A friend of our’s Leti wanted to represent artists. She’d just come out of school and knew the kind of work we were doing so suggested that we create a piece and put it on the internet and use the internet like a gallery and just do the stuff we liked to do. That was the start.
We started Pleix on the internet and we were attracted by art and design and so it was a nice window for us to show our work.
The internet was such a fantastic tool then to get an immediate response from anywhere. Now when you do something new a week later people focus on something different, it’s really fast. At that time though when we were doing a personal film you could see there were quite a few people coming to see it for maybe a month but now it lasts for about a week and afterwards they go to something different. It’s the evolution.
You started off as artists?
We were graphic designers, some of us started off specializing in cgi, some of us in After Effects, and post production – we’re all digital craftmen rather than artists.
We are not in the art world but it’s an equilibrium we like because we don’t have to constrain ourselves within a special place.
So how does Pleix work? Who is your boss?
We don’t have a boss. I guess that’s one of the reasons why Pleix does work.
There are no constraints, we are attracted by each other but it’s an invisible force that makes us connected. It’s quite strange. I think we are all interested in the same questions.
For the exhibition at no point did we decide that ok we’ve got this theme 2062 so you are going to do this and you are going to do that. It was more about everyone trying to find something which is quite important for them to express. We’ve got a lot of things in common and when we put that together it makes sense. Our personal work is not programmed. For commercial work, however, it’s completely different.
How are decisions made?
Naturally. Those that are busy say they are too busy, and also we know if something comes in we know some will be more interested in it than others and sometimes we do it all together.
Most of the work is now a mix of real and digital, we tend to do more live action than before. There was a trend around 2007 when agencies always said that the work could never have been done before and it had to be done for real. It was interesting for us because it took us away from the computers and we tried different things.
Real things have a lot of influence now.

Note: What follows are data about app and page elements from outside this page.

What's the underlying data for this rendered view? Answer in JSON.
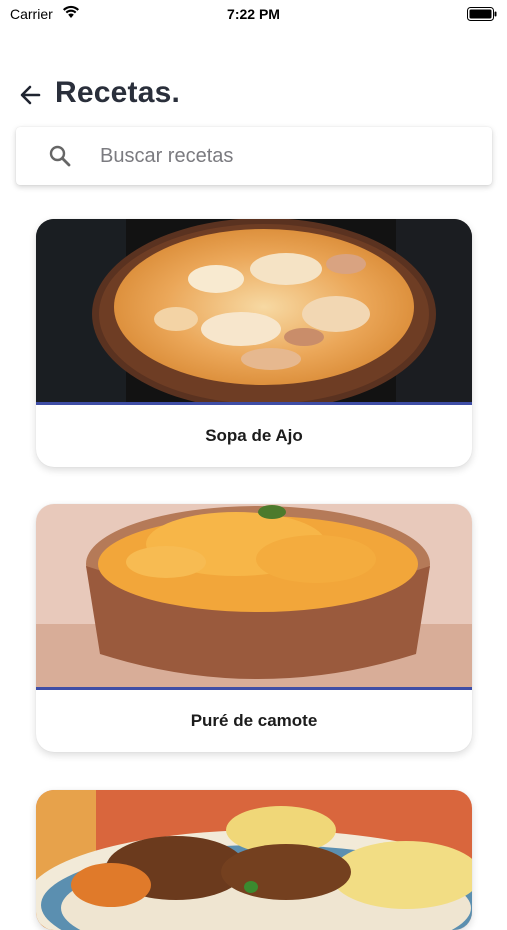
{
  "status_bar": {
    "carrier": "Carrier",
    "time": "7:22 PM"
  },
  "header": {
    "title": "Recetas."
  },
  "search": {
    "placeholder": "Buscar recetas",
    "value": ""
  },
  "recipes": [
    {
      "name": "Sopa de Ajo"
    },
    {
      "name": "Puré de camote"
    },
    {
      "name": ""
    }
  ],
  "colors": {
    "accent": "#3f4ea6",
    "title": "#2a2f3b"
  }
}
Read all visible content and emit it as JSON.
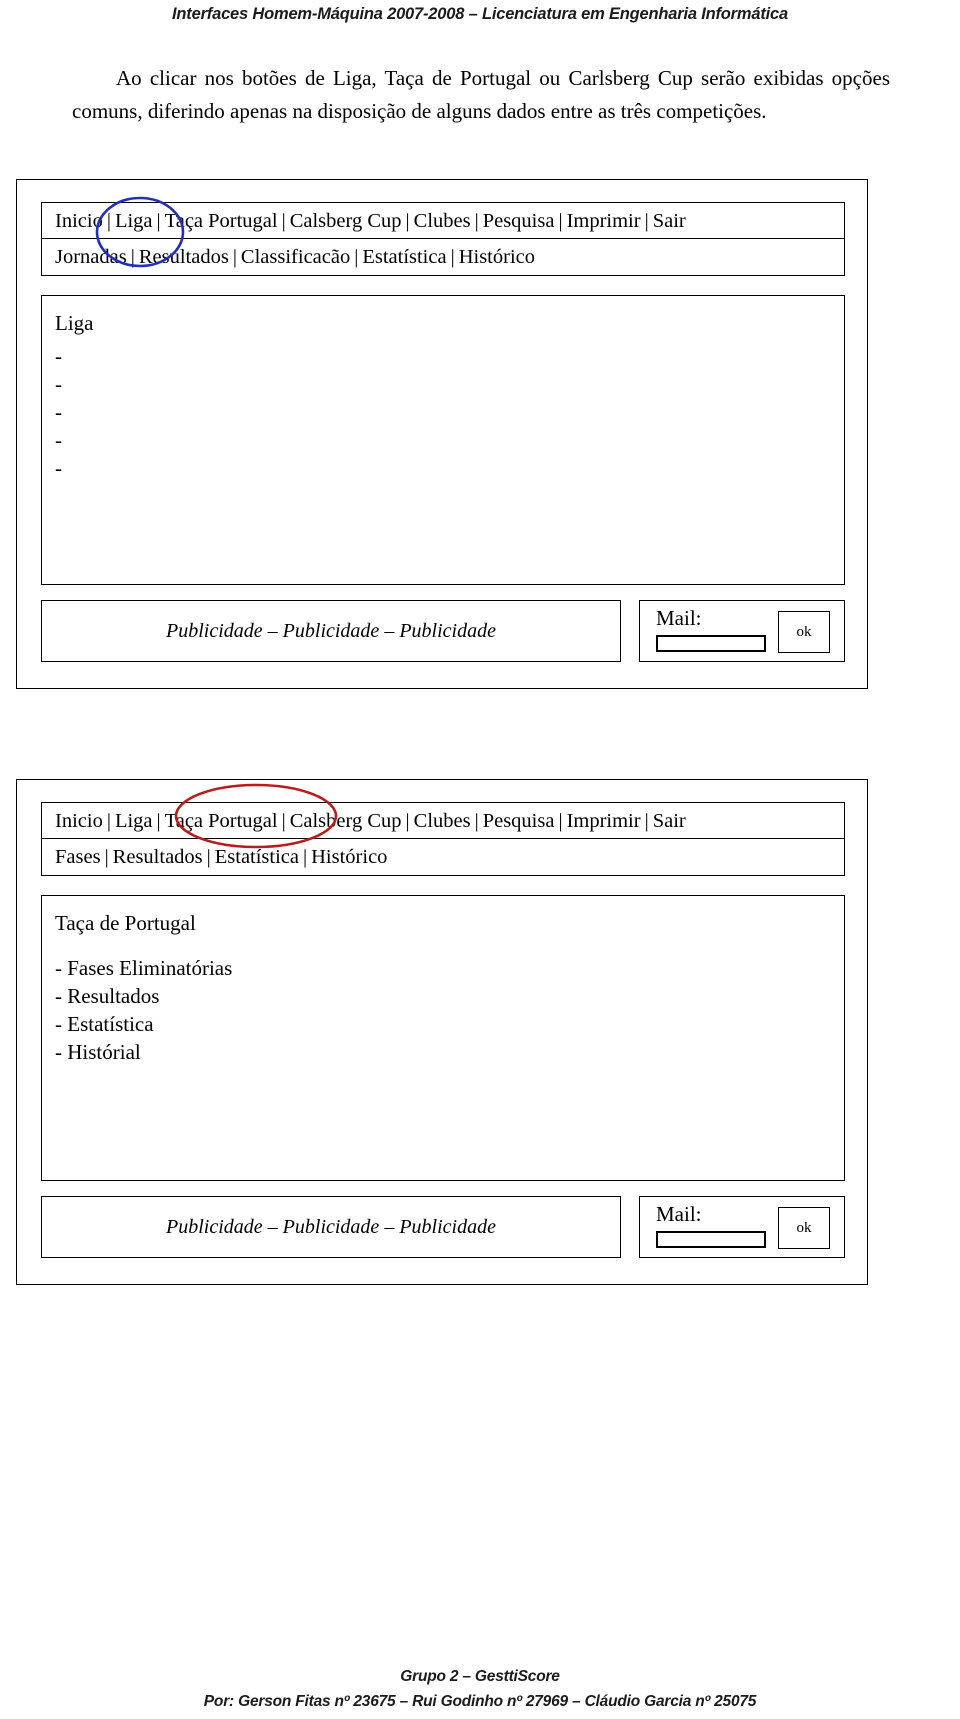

It’s quite fantastic when you design something on your computer and then afterwards you physically make it work.
We always think if it doesn’t work we can always do it in post afterwards but usually it works.